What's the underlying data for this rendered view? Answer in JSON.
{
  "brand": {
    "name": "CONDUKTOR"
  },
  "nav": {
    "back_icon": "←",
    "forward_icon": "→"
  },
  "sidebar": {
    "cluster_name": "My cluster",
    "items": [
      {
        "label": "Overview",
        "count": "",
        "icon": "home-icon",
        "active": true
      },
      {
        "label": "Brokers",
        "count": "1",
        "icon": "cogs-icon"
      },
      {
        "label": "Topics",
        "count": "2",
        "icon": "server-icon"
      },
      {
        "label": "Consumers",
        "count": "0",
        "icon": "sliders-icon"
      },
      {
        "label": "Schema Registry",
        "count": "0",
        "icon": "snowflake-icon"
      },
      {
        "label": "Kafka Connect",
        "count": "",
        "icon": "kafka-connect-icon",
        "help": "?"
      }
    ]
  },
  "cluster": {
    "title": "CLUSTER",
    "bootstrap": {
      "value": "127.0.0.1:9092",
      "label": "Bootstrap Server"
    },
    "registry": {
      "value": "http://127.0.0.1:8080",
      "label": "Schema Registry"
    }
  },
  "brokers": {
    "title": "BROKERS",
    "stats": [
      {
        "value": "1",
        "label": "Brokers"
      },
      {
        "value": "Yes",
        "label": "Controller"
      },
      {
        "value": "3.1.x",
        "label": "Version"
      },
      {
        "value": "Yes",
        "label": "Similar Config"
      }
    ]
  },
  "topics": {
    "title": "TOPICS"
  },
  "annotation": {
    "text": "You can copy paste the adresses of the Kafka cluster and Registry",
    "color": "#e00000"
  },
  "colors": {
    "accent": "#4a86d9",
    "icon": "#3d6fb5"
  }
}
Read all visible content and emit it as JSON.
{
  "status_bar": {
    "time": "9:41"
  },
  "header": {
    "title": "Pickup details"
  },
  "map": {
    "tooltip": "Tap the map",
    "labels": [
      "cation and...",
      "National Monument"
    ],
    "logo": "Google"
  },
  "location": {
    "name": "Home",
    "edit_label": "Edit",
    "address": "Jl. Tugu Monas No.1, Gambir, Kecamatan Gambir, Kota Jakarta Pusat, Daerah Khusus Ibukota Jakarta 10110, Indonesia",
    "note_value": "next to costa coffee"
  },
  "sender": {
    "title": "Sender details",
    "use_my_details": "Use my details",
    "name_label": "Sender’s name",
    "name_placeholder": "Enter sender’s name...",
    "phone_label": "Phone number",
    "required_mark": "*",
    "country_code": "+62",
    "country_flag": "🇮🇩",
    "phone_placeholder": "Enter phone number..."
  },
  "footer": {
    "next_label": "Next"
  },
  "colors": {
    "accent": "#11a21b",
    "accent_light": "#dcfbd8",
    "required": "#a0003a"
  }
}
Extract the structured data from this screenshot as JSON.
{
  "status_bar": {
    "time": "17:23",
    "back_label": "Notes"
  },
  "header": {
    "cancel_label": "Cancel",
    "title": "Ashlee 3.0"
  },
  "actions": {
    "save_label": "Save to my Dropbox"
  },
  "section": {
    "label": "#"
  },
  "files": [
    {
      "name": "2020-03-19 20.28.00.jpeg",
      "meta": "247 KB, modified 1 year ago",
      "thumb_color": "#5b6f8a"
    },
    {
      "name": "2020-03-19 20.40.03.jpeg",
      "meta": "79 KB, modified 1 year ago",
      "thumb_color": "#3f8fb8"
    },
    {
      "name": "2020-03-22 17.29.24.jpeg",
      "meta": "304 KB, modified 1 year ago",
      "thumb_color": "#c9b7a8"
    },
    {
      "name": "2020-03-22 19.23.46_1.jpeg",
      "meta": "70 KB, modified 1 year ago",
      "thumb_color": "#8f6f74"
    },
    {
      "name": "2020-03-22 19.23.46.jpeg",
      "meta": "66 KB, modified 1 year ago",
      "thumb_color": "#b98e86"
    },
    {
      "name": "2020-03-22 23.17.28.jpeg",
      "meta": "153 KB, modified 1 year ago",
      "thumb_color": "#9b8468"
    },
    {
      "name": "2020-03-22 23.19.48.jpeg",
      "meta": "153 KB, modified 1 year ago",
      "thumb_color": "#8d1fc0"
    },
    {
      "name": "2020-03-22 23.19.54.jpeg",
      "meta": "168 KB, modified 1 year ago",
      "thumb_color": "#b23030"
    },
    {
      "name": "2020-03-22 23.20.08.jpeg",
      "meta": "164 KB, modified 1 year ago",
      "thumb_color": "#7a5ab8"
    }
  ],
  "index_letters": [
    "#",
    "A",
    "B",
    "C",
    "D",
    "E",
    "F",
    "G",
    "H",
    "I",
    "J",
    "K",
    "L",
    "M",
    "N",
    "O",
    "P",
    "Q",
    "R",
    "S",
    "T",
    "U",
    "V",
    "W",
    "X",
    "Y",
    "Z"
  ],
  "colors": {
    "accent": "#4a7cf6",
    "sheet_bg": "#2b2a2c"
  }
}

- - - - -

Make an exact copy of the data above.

What's the underlying data for this rendered view? Answer in JSON.
{
  "brand": {
    "name": "CONDUKTOR"
  },
  "nav": {
    "back_icon": "←",
    "forward_icon": "→"
  },
  "sidebar": {
    "cluster_name": "My cluster",
    "items": [
      {
        "label": "Overview",
        "count": "",
        "icon": "home-icon",
        "active": true
      },
      {
        "label": "Brokers",
        "count": "1",
        "icon": "cogs-icon"
      },
      {
        "label": "Topics",
        "count": "2",
        "icon": "server-icon"
      },
      {
        "label": "Consumers",
        "count": "0",
        "icon": "sliders-icon"
      },
      {
        "label": "Schema Registry",
        "count": "0",
        "icon": "snowflake-icon"
      },
      {
        "label": "Kafka Connect",
        "count": "",
        "icon": "kafka-connect-icon",
        "help": "?"
      }
    ]
  },
  "cluster": {
    "title": "CLUSTER",
    "bootstrap": {
      "value": "127.0.0.1:9092",
      "label": "Bootstrap Server"
    },
    "registry": {
      "value": "http://127.0.0.1:8080",
      "label": "Schema Registry"
    }
  },
  "brokers": {
    "title": "BROKERS",
    "stats": [
      {
        "value": "1",
        "label": "Brokers"
      },
      {
        "value": "Yes",
        "label": "Controller"
      },
      {
        "value": "3.1.x",
        "label": "Version"
      },
      {
        "value": "Yes",
        "label": "Similar Config"
      }
    ]
  },
  "topics": {
    "title": "TOPICS"
  },
  "annotation": {
    "text": "You can copy paste the adresses of the Kafka cluster and Registry",
    "color": "#e00000"
  },
  "colors": {
    "accent": "#4a86d9",
    "icon": "#3d6fb5"
  }
}
Read all visible content and emit it as JSON.
{
  "status_bar": {
    "time": "9:41"
  },
  "header": {
    "title": "Pickup details"
  },
  "map": {
    "tooltip": "Tap the map",
    "labels": [
      "cation and...",
      "National Monument"
    ],
    "logo": "Google"
  },
  "location": {
    "name": "Home",
    "edit_label": "Edit",
    "address": "Jl. Tugu Monas No.1, Gambir, Kecamatan Gambir, Kota Jakarta Pusat, Daerah Khusus Ibukota Jakarta 10110, Indonesia",
    "note_value": "next to costa coffee"
  },
  "sender": {
    "title": "Sender details",
    "use_my_details": "Use my details",
    "name_label": "Sender’s name",
    "name_placeholder": "Enter sender’s name...",
    "phone_label": "Phone number",
    "required_mark": "*",
    "country_code": "+62",
    "country_flag": "🇮🇩",
    "phone_placeholder": "Enter phone number..."
  },
  "footer": {
    "next_label": "Next"
  },
  "colors": {
    "accent": "#11a21b",
    "accent_light": "#dcfbd8",
    "required": "#a0003a"
  }
}
Extract the structured data from this screenshot as JSON.
{
  "status_bar": {
    "time": "17:23",
    "back_label": "Notes"
  },
  "header": {
    "cancel_label": "Cancel",
    "title": "Ashlee 3.0"
  },
  "actions": {
    "save_label": "Save to my Dropbox"
  },
  "section": {
    "label": "#"
  },
  "files": [
    {
      "name": "2020-03-19 20.28.00.jpeg",
      "meta": "247 KB, modified 1 year ago",
      "thumb_color": "#5b6f8a"
    },
    {
      "name": "2020-03-19 20.40.03.jpeg",
      "meta": "79 KB, modified 1 year ago",
      "thumb_color": "#3f8fb8"
    },
    {
      "name": "2020-03-22 17.29.24.jpeg",
      "meta": "304 KB, modified 1 year ago",
      "thumb_color": "#c9b7a8"
    },
    {
      "name": "2020-03-22 19.23.46_1.jpeg",
      "meta": "70 KB, modified 1 year ago",
      "thumb_color": "#8f6f74"
    },
    {
      "name": "2020-03-22 19.23.46.jpeg",
      "meta": "66 KB, modified 1 year ago",
      "thumb_color": "#b98e86"
    },
    {
      "name": "2020-03-22 23.17.28.jpeg",
      "meta": "153 KB, modified 1 year ago",
      "thumb_color": "#9b8468"
    },
    {
      "name": "2020-03-22 23.19.48.jpeg",
      "meta": "153 KB, modified 1 year ago",
      "thumb_color": "#8d1fc0"
    },
    {
      "name": "2020-03-22 23.19.54.jpeg",
      "meta": "168 KB, modified 1 year ago",
      "thumb_color": "#b23030"
    },
    {
      "name": "2020-03-22 23.20.08.jpeg",
      "meta": "164 KB, modified 1 year ago",
      "thumb_color": "#7a5ab8"
    }
  ],
  "index_letters": [
    "#",
    "A",
    "B",
    "C",
    "D",
    "E",
    "F",
    "G",
    "H",
    "I",
    "J",
    "K",
    "L",
    "M",
    "N",
    "O",
    "P",
    "Q",
    "R",
    "S",
    "T",
    "U",
    "V",
    "W",
    "X",
    "Y",
    "Z"
  ],
  "colors": {
    "accent": "#4a7cf6",
    "sheet_bg": "#2b2a2c"
  }
}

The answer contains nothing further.